#### [Exercise objective]
The answer must be every line of the data that holds the word "Tracking".
*** Opening Study material ***
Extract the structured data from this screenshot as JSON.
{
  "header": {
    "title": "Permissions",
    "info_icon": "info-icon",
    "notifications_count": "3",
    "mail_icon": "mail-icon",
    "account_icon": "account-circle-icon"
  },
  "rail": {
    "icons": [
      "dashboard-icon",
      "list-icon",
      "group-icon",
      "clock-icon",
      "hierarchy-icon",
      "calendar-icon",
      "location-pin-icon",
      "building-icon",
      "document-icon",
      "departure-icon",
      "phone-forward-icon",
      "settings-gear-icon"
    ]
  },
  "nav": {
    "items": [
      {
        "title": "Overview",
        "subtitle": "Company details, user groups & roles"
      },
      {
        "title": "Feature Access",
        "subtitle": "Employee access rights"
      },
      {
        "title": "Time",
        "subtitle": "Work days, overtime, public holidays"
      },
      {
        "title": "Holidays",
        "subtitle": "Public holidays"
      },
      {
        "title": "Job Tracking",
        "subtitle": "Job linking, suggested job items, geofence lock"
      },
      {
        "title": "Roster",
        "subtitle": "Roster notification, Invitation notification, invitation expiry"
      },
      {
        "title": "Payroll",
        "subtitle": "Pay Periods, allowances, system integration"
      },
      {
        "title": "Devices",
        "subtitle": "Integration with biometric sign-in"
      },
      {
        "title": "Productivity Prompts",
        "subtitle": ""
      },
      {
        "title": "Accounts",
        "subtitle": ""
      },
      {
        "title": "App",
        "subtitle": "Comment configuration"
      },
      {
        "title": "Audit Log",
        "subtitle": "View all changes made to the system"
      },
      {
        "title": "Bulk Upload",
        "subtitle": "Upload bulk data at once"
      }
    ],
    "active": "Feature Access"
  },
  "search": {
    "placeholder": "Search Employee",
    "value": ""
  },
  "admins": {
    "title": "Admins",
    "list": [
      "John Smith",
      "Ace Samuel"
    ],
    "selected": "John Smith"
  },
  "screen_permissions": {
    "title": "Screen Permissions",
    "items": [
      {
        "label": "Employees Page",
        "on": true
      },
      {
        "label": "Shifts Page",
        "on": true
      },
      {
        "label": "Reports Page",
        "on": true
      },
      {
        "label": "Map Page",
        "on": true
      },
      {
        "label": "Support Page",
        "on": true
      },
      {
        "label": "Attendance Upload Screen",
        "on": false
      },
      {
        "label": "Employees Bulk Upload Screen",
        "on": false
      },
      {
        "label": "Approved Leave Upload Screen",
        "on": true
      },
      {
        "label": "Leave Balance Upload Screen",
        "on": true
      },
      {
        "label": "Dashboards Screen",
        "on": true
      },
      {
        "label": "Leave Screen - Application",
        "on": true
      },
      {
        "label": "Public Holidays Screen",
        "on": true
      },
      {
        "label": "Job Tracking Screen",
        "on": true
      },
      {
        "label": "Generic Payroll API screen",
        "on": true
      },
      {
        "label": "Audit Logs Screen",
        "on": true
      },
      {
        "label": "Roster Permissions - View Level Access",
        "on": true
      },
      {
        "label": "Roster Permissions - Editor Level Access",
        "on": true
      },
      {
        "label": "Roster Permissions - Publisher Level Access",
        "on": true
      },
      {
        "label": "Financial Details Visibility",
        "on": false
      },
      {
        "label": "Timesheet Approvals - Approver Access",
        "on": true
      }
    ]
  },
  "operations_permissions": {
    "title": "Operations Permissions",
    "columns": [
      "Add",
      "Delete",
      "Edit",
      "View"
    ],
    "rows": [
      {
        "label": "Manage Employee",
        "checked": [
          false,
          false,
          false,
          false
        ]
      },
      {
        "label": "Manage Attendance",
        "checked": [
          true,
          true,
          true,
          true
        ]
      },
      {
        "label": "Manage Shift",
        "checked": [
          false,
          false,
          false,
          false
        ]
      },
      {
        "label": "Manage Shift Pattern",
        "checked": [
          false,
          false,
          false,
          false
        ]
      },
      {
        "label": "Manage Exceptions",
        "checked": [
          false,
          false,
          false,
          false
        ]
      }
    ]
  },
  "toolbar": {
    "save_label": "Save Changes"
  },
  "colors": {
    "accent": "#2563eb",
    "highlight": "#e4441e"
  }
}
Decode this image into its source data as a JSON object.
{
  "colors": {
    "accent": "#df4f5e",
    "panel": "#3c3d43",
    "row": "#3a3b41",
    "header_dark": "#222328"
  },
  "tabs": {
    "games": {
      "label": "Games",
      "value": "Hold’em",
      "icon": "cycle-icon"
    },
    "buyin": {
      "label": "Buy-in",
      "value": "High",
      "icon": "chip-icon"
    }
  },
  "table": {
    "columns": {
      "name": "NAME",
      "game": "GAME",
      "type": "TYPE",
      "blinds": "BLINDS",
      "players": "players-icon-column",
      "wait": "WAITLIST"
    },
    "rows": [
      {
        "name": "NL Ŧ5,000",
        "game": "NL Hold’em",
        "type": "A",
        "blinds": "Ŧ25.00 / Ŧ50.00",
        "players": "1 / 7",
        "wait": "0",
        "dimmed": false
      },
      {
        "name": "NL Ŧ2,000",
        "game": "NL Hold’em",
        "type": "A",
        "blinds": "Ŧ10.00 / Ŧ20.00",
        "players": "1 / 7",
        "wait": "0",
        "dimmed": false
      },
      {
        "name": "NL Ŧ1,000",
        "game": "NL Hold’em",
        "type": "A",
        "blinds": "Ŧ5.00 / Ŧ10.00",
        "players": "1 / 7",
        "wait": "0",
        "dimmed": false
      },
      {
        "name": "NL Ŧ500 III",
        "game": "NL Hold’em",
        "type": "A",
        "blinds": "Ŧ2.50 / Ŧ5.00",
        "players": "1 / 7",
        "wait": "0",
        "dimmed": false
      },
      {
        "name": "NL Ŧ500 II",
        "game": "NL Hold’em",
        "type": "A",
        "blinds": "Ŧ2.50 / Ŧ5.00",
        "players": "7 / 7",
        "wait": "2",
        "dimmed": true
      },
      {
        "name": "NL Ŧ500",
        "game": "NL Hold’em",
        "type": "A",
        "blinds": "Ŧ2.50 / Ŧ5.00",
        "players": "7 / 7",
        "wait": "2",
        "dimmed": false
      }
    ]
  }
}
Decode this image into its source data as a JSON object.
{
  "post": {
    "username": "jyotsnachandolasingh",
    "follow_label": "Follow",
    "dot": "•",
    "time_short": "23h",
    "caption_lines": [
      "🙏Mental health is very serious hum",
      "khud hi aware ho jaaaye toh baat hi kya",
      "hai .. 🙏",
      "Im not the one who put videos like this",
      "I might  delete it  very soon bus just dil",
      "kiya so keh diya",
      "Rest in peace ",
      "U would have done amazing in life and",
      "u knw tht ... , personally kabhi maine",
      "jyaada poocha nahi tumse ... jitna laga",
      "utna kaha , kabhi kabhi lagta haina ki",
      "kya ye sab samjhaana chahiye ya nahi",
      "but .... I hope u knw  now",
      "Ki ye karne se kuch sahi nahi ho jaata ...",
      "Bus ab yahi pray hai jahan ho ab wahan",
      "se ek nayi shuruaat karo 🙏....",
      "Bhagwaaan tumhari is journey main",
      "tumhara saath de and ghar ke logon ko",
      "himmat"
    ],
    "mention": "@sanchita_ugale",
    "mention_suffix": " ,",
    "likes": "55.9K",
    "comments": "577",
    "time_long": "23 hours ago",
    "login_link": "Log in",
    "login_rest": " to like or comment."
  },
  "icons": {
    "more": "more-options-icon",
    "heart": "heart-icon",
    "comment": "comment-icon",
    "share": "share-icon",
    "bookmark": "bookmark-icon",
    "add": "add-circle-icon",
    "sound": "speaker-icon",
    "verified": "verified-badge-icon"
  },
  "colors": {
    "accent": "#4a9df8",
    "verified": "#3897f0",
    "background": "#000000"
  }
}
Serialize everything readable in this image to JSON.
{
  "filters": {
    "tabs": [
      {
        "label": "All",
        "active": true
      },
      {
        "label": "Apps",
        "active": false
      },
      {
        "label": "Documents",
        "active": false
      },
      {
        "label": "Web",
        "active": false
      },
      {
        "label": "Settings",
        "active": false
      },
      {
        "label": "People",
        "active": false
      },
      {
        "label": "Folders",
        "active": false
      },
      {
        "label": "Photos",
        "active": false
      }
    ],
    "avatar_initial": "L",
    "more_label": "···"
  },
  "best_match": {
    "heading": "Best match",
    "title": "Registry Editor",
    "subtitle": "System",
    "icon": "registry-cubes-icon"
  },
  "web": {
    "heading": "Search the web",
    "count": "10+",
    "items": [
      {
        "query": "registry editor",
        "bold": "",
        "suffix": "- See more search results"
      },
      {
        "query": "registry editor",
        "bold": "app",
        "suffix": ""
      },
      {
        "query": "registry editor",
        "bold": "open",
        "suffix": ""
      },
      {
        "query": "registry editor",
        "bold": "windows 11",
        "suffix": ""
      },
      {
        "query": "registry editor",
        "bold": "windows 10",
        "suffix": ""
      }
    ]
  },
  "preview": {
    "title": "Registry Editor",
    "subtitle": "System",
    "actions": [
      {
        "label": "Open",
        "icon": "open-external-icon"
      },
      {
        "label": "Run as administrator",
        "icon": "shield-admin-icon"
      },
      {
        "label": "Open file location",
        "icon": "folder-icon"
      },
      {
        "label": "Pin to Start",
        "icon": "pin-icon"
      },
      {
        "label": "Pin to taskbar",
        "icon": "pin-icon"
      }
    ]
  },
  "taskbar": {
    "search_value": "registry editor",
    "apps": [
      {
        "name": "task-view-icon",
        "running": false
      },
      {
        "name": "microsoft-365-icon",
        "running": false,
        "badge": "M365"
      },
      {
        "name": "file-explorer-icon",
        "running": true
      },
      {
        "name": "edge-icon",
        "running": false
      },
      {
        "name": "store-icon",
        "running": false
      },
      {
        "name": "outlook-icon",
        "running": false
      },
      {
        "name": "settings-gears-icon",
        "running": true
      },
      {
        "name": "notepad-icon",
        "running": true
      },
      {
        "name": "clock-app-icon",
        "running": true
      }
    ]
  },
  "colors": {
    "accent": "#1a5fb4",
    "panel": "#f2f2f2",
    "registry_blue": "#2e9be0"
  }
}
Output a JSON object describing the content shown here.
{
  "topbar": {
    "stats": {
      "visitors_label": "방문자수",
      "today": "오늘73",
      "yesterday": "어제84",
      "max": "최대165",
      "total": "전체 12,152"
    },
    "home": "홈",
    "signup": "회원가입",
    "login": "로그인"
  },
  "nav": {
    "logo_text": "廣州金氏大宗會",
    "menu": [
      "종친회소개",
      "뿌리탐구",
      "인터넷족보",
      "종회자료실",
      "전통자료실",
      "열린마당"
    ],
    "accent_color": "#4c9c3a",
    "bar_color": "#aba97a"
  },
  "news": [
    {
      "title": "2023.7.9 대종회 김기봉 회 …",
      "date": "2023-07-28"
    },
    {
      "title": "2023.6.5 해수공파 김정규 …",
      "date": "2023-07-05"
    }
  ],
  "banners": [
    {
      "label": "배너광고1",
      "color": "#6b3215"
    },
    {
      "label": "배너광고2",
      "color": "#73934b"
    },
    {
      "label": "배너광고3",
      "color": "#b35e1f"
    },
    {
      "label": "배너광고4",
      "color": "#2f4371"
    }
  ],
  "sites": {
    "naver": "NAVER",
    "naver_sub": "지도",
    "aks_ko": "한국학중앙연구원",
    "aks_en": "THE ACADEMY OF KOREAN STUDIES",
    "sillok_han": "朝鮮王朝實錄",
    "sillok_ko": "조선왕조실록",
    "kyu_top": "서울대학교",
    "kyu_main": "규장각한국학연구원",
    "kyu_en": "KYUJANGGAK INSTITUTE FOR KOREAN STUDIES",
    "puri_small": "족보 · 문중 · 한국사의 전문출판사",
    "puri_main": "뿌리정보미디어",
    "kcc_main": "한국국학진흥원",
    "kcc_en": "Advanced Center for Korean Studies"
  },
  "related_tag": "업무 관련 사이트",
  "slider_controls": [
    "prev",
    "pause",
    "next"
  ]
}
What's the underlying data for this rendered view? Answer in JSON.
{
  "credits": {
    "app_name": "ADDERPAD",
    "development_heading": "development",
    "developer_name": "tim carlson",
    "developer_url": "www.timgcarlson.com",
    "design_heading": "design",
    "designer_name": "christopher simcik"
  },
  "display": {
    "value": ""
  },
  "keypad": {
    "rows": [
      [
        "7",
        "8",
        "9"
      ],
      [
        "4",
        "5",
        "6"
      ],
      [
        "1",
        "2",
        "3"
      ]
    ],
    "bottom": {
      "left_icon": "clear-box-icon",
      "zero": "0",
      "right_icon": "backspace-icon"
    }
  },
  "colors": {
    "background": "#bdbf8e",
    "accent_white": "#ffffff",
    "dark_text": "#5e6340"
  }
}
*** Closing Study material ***
#### [Answer to this exercise]
        "title": "Job Tracking",
        "label": "Job Tracking Screen",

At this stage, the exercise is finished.